5) Silicon. Silicon and metals from the Moon could be used to build the space segment of Space Solar Power (SSP) systems. These satellites would gather energy in space and transmit it wirelessly to the ground. If successfully developed, SSP could supply massive quantities of clean energy to Earth for literally billions of years. A recent paper published in the NSS Space Settlement Journal [A Contemporary Analysis of the O’Neill – Glaser Model for Space-based Solar Power and Habitat Construction. Peter A. Curreri and Michael K. Detweiler. December 2011.] suggests that using lunar materials for the SSP satellites requires more up-front capital than ground launch but begins generating profits much sooner.

6) He-3. Over billions of years the solar wind has implanted He-3, an isotope that is particularly well suited to fusion power, into lunar surface materials. This could be mined, brought to Earth, and used in future fusion power plants.

Thus, a vigorous lunar mining system could be part of a system to deliver energy to Earth, build large structures in space, and even provide radiation protection, water and oxygen to those who want to spend significant time in orbit. Developing lunar mines will be an enormous effort and would cost huge amounts of taxpayer money if it were done the same way Apollo, the Space Shuttle, and the ISS were developed. Fortunately, there is another way.

In the 1960s the U.S. government provided modest subsidies to start up the communication satellite business. Today, communication satellites are a $250 billion/year global business producing yearly tax revenue far greater than the subsidies.

The U.S. government is currently providing subsidies to help develop private, commercial launch vehicles. The cargo versions are almost complete. Two launchers, one of which has flown, were developed at a small fraction of the usual cost for government launcher programs. The human launch versions are being developed by the commercial crew program, which was budgeted for $6 billion and scheduled to develop two or three vehicles that could deliver astronauts to the ISS by 2015. [The budget for the first year was cut from $850 million to $406 million. This is expected to delay the first flight by a year or two.] By contrast, the all-government Space Launch System (SLS) is not scheduled to fly astronauts until 2021 and is estimated cost $40 billion to develop. Although the SLS is much larger, variants of the commercial vehicles may approach or even exceed SLS performance sooner and at much less cost. [The first SLS version is expected to place up to 70 tons into Low Earth Orbit (LEO); a later version may lift up to 130 tons. The Falcon Heavy, due to launch in late 2012, is expected to place up to 50 tons in LEO. SpaceX has also proposed a larger version of the Falcon that could lift 150 tons to LEO; it is projected to take five years to develop at a total cost of $2.5 billion.]
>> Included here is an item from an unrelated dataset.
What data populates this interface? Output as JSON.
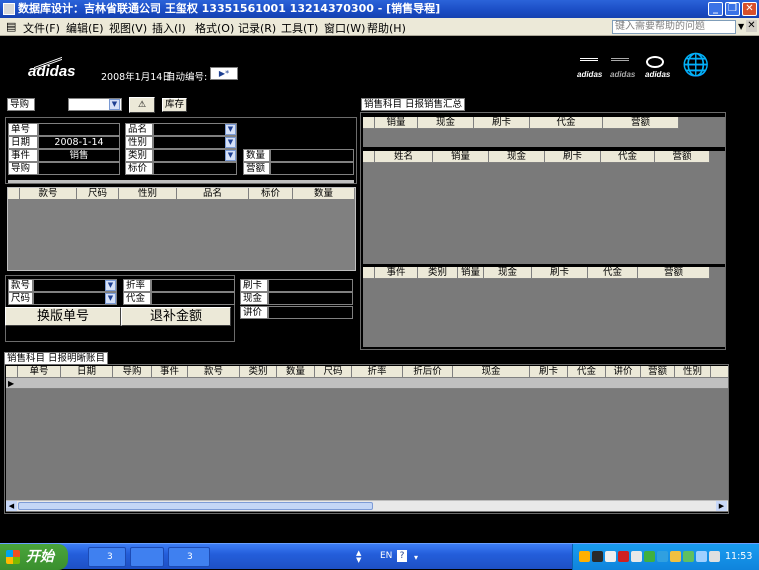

Thus, the evidence suggests that reorienting our space program to support commercialization and industrialization of space, as opposed to 100% government missions, may produce far greater results at much less cost. Lunar mining could be a major component of such space industrialization. There is already at least one commercial company that intends to mine the Moon. Perhaps we should support it.

Vesta Full Frame

Vesta
Vesta Image from 5,200 kilometers
Image Credit: NASA / JPL-Caltech / UCLA / MPS / DLR / IDA
See also full rotation movie of Vesta.

The Dawn spacecraft has completed imaging of Vesta from an altitude of 5,200 kilometers and has begun spiraling down to an altitude of 2,700 kilometers for the first series of scientific observations.

Chris Russell, Dawn’s principal investigator at UCLA, notes:

We have been calling Vesta the smallest terrestrial planet. The latest imagery provides much justification for our expectations. They show that a variety of processes were once at work on the surface of Vesta and provide extensive evidence for Vesta’s planetary aspirations.

Below are additional images of Vesta from the 24 July collection.

Vesta
The “Snowman” on Vesta
Image Credit: NASA / JPL-Caltech / UCLA / MPS / DLR / IDA
Vesta
The Southern Hemisphere of Vesta with a multitude of craters
Image Credit: NASA / JPL-Caltech / UCLA / MPS / DLR / IDA